Through the CARES program, more than 900 agriculturists across Florida have been recognized for their superior natural resource conservation. CARES, which stands for County Alliance for Responsible Environmental Stewardship, was created in 2001 by Florida Farm Bureau and the Suwannee River Partnership. The program highlights the many ways farmers and ranchers use best management practices to leave the land and its resources in better shape for the next generation.
“It is imperative to recognize all Florida farmers who go the extra mile in caring for natural resources,” said Florida Farm Bureau President John L. Hoblick. “The CARES award is our way to honor these farmers and ranchers and bring awareness of production agriculture’s commitment to superior natural resource management.”
The Schirard Family
CARES recipients Joseph Brantley and Brant Schirard, a father and son, are very passionate about preserving Grassy Island, where they grow grapefruit and other citrus as part of Blue Goose Growers, a large grower on the east coast of Florida.

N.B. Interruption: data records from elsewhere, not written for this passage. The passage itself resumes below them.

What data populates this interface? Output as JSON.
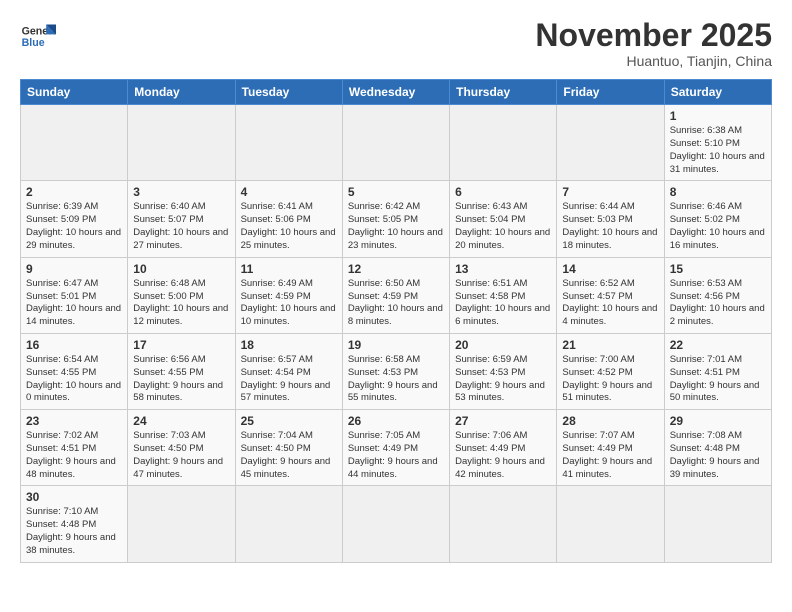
{
  "logo": {
    "line1": "General",
    "line2": "Blue"
  },
  "title": "November 2025",
  "subtitle": "Huantuo, Tianjin, China",
  "weekdays": [
    "Sunday",
    "Monday",
    "Tuesday",
    "Wednesday",
    "Thursday",
    "Friday",
    "Saturday"
  ],
  "weeks": [
    [
      {
        "day": "",
        "info": ""
      },
      {
        "day": "",
        "info": ""
      },
      {
        "day": "",
        "info": ""
      },
      {
        "day": "",
        "info": ""
      },
      {
        "day": "",
        "info": ""
      },
      {
        "day": "",
        "info": ""
      },
      {
        "day": "1",
        "info": "Sunrise: 6:38 AM\nSunset: 5:10 PM\nDaylight: 10 hours and 31 minutes."
      }
    ],
    [
      {
        "day": "2",
        "info": "Sunrise: 6:39 AM\nSunset: 5:09 PM\nDaylight: 10 hours and 29 minutes."
      },
      {
        "day": "3",
        "info": "Sunrise: 6:40 AM\nSunset: 5:07 PM\nDaylight: 10 hours and 27 minutes."
      },
      {
        "day": "4",
        "info": "Sunrise: 6:41 AM\nSunset: 5:06 PM\nDaylight: 10 hours and 25 minutes."
      },
      {
        "day": "5",
        "info": "Sunrise: 6:42 AM\nSunset: 5:05 PM\nDaylight: 10 hours and 23 minutes."
      },
      {
        "day": "6",
        "info": "Sunrise: 6:43 AM\nSunset: 5:04 PM\nDaylight: 10 hours and 20 minutes."
      },
      {
        "day": "7",
        "info": "Sunrise: 6:44 AM\nSunset: 5:03 PM\nDaylight: 10 hours and 18 minutes."
      },
      {
        "day": "8",
        "info": "Sunrise: 6:46 AM\nSunset: 5:02 PM\nDaylight: 10 hours and 16 minutes."
      }
    ],
    [
      {
        "day": "9",
        "info": "Sunrise: 6:47 AM\nSunset: 5:01 PM\nDaylight: 10 hours and 14 minutes."
      },
      {
        "day": "10",
        "info": "Sunrise: 6:48 AM\nSunset: 5:00 PM\nDaylight: 10 hours and 12 minutes."
      },
      {
        "day": "11",
        "info": "Sunrise: 6:49 AM\nSunset: 4:59 PM\nDaylight: 10 hours and 10 minutes."
      },
      {
        "day": "12",
        "info": "Sunrise: 6:50 AM\nSunset: 4:59 PM\nDaylight: 10 hours and 8 minutes."
      },
      {
        "day": "13",
        "info": "Sunrise: 6:51 AM\nSunset: 4:58 PM\nDaylight: 10 hours and 6 minutes."
      },
      {
        "day": "14",
        "info": "Sunrise: 6:52 AM\nSunset: 4:57 PM\nDaylight: 10 hours and 4 minutes."
      },
      {
        "day": "15",
        "info": "Sunrise: 6:53 AM\nSunset: 4:56 PM\nDaylight: 10 hours and 2 minutes."
      }
    ],
    [
      {
        "day": "16",
        "info": "Sunrise: 6:54 AM\nSunset: 4:55 PM\nDaylight: 10 hours and 0 minutes."
      },
      {
        "day": "17",
        "info": "Sunrise: 6:56 AM\nSunset: 4:55 PM\nDaylight: 9 hours and 58 minutes."
      },
      {
        "day": "18",
        "info": "Sunrise: 6:57 AM\nSunset: 4:54 PM\nDaylight: 9 hours and 57 minutes."
      },
      {
        "day": "19",
        "info": "Sunrise: 6:58 AM\nSunset: 4:53 PM\nDaylight: 9 hours and 55 minutes."
      },
      {
        "day": "20",
        "info": "Sunrise: 6:59 AM\nSunset: 4:53 PM\nDaylight: 9 hours and 53 minutes."
      },
      {
        "day": "21",
        "info": "Sunrise: 7:00 AM\nSunset: 4:52 PM\nDaylight: 9 hours and 51 minutes."
      },
      {
        "day": "22",
        "info": "Sunrise: 7:01 AM\nSunset: 4:51 PM\nDaylight: 9 hours and 50 minutes."
      }
    ],
    [
      {
        "day": "23",
        "info": "Sunrise: 7:02 AM\nSunset: 4:51 PM\nDaylight: 9 hours and 48 minutes."
      },
      {
        "day": "24",
        "info": "Sunrise: 7:03 AM\nSunset: 4:50 PM\nDaylight: 9 hours and 47 minutes."
      },
      {
        "day": "25",
        "info": "Sunrise: 7:04 AM\nSunset: 4:50 PM\nDaylight: 9 hours and 45 minutes."
      },
      {
        "day": "26",
        "info": "Sunrise: 7:05 AM\nSunset: 4:49 PM\nDaylight: 9 hours and 44 minutes."
      },
      {
        "day": "27",
        "info": "Sunrise: 7:06 AM\nSunset: 4:49 PM\nDaylight: 9 hours and 42 minutes."
      },
      {
        "day": "28",
        "info": "Sunrise: 7:07 AM\nSunset: 4:49 PM\nDaylight: 9 hours and 41 minutes."
      },
      {
        "day": "29",
        "info": "Sunrise: 7:08 AM\nSunset: 4:48 PM\nDaylight: 9 hours and 39 minutes."
      }
    ],
    [
      {
        "day": "30",
        "info": "Sunrise: 7:10 AM\nSunset: 4:48 PM\nDaylight: 9 hours and 38 minutes."
      },
      {
        "day": "",
        "info": ""
      },
      {
        "day": "",
        "info": ""
      },
      {
        "day": "",
        "info": ""
      },
      {
        "day": "",
        "info": ""
      },
      {
        "day": "",
        "info": ""
      },
      {
        "day": "",
        "info": ""
      }
    ]
  ]
}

“Most farmers want to do it the right way because they’re proud of what they do. Working alongside family makes it even better,” said Brant, president of Schirard Citrus.
Much of the Schirards’ conservation efforts focus on water quality. Excess irrigation water is pumped off of the citrus groves and is sent through a series of canals that utilize native vegetation to filter and capture nutrients. Water naturally flows into and through multiple retention areas where it is again filtered through native wetlands and vegetation, cleaning water effectively.
“We created all these reservoir retentions to purify the water as much as possible, knowing it was going eventually to the ocean, either through the Fort Pierce area or going all the way to Jacksonville, to the St. Johns River,” Joseph Brantley explained.
According to Brant, the water that leaves the property is at least as clean, if not cleaner, than when it got there.
Joseph Brantley’s emphasis decades ago on preserving as much of the property’s natural beauty means the groves aren’t the most efficiently laid out, but he feels he achieved his aim.
“It’s a paradise for the environment. It’s a paradise for the game,” he said.
Brant noted how he proud he is that he can be anywhere on the 3,000-acre property and see the same animals, plants and trees flourishing that he saw when he first set foot on the property.
He gives much of the credit for that to his father, who was concerned about water quality and wildlife habitat decades ago, “because it has always been important to farmers and ranchers.”
Brant said one of his biggest concerns now is keeping his father’s environmental legacy going, noting that his dad implemented these practices when the citrus industry was booming.
“I’m trying to hang onto it in some of the worst times we’ve ever had and still be a good steward of his legacy,” he said.
More than 60 public agencies have been involved in the program, making CARES a model for similar programs across the country. The agencies involved include USDA’s Natural Resources Conservation Service, the Florida Department of Agriculture and Consumer Services, the University of Florida’s Institute of Food and Agricultural Sciences, the Florida Department of Environmental Protection and Florida’s water management districts, agricultural organizations, businesses and local governments.
Learn more at This Farm CARES.